What you need to do – Wherever a line in the records contains the word "handle", return that line.

————

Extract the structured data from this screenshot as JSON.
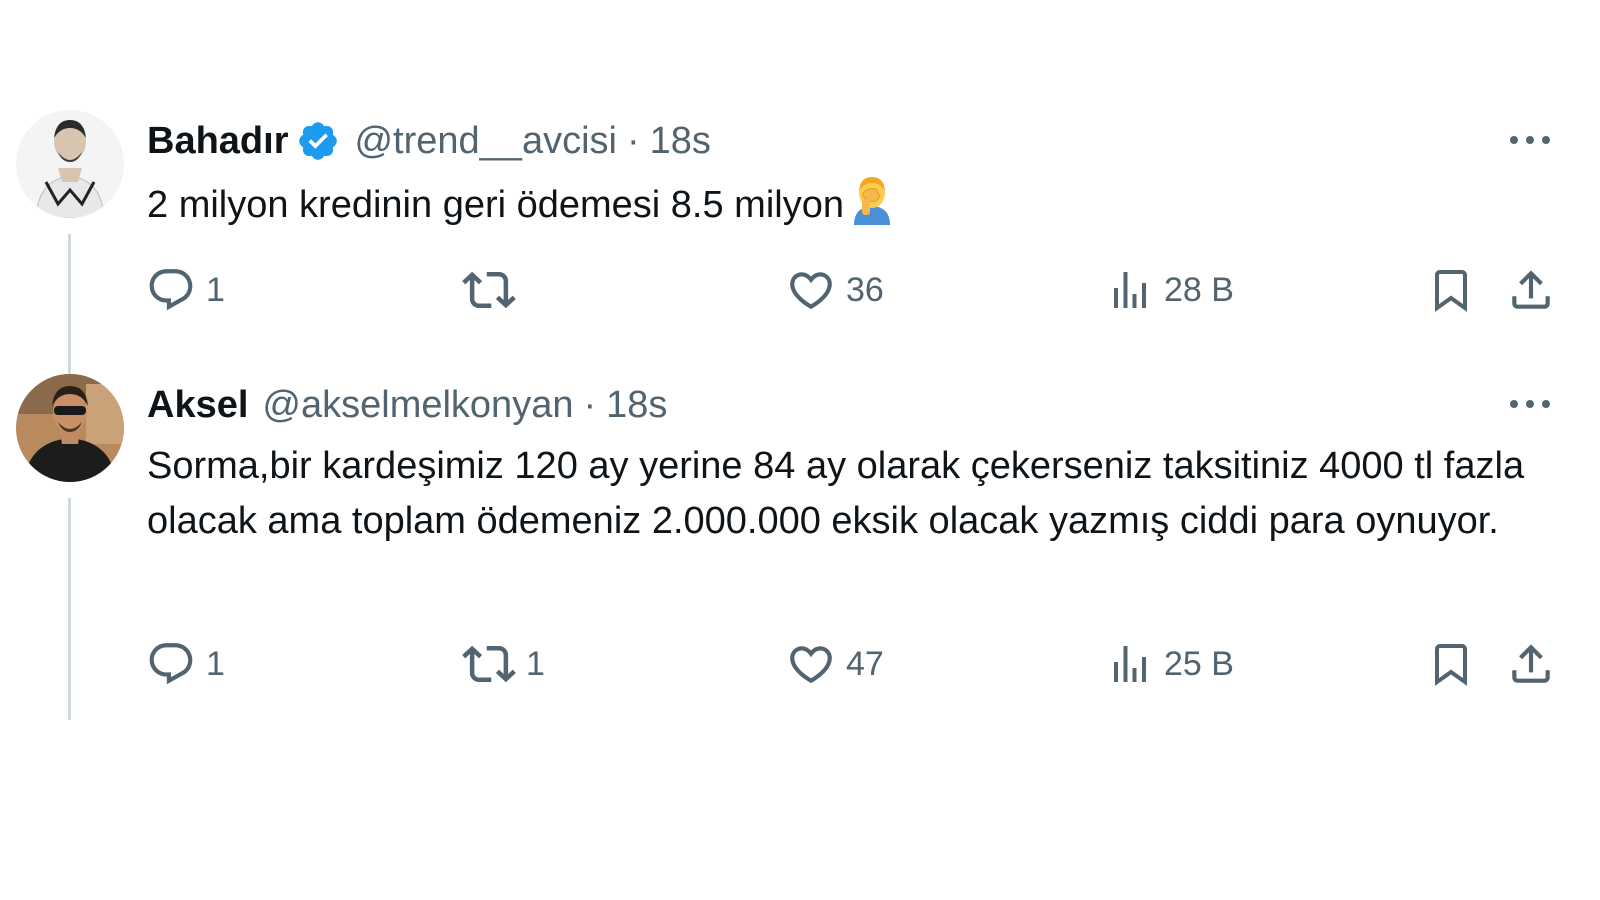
{
  "tweets": [
    {
      "author": {
        "name": "Bahadır",
        "verified": true,
        "handle": "@trend__avcisi"
      },
      "separator": "·",
      "time": "18s",
      "text": "2 milyon kredinin geri ödemesi 8.5 milyon",
      "emoji": "facepalm-emoji",
      "actions": {
        "reply_count": "1",
        "retweet_count": "",
        "like_count": "36",
        "view_count": "28 B"
      }
    },
    {
      "author": {
        "name": "Aksel",
        "verified": false,
        "handle": "@akselmelkonyan"
      },
      "separator": "·",
      "time": "18s",
      "text": "Sorma,bir kardeşimiz 120 ay yerine 84 ay olarak çekerseniz taksitiniz 4000 tl fazla olacak ama toplam ödemeniz 2.000.000 eksik olacak yazmış ciddi para oynuyor.",
      "actions": {
        "reply_count": "1",
        "retweet_count": "1",
        "like_count": "47",
        "view_count": "25 B"
      }
    }
  ],
  "colors": {
    "text_primary": "#0f1419",
    "text_secondary": "#536471",
    "verified_blue": "#1d9bf0",
    "thread_line": "#cfd9de"
  },
  "icons": [
    "more-icon",
    "reply-icon",
    "retweet-icon",
    "like-icon",
    "views-icon",
    "bookmark-icon",
    "share-icon",
    "verified-badge-icon"
  ]
}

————

Solution for this exercise –
        "handle": "@trend__avcisi"
        "handle": "@akselmelkonyan"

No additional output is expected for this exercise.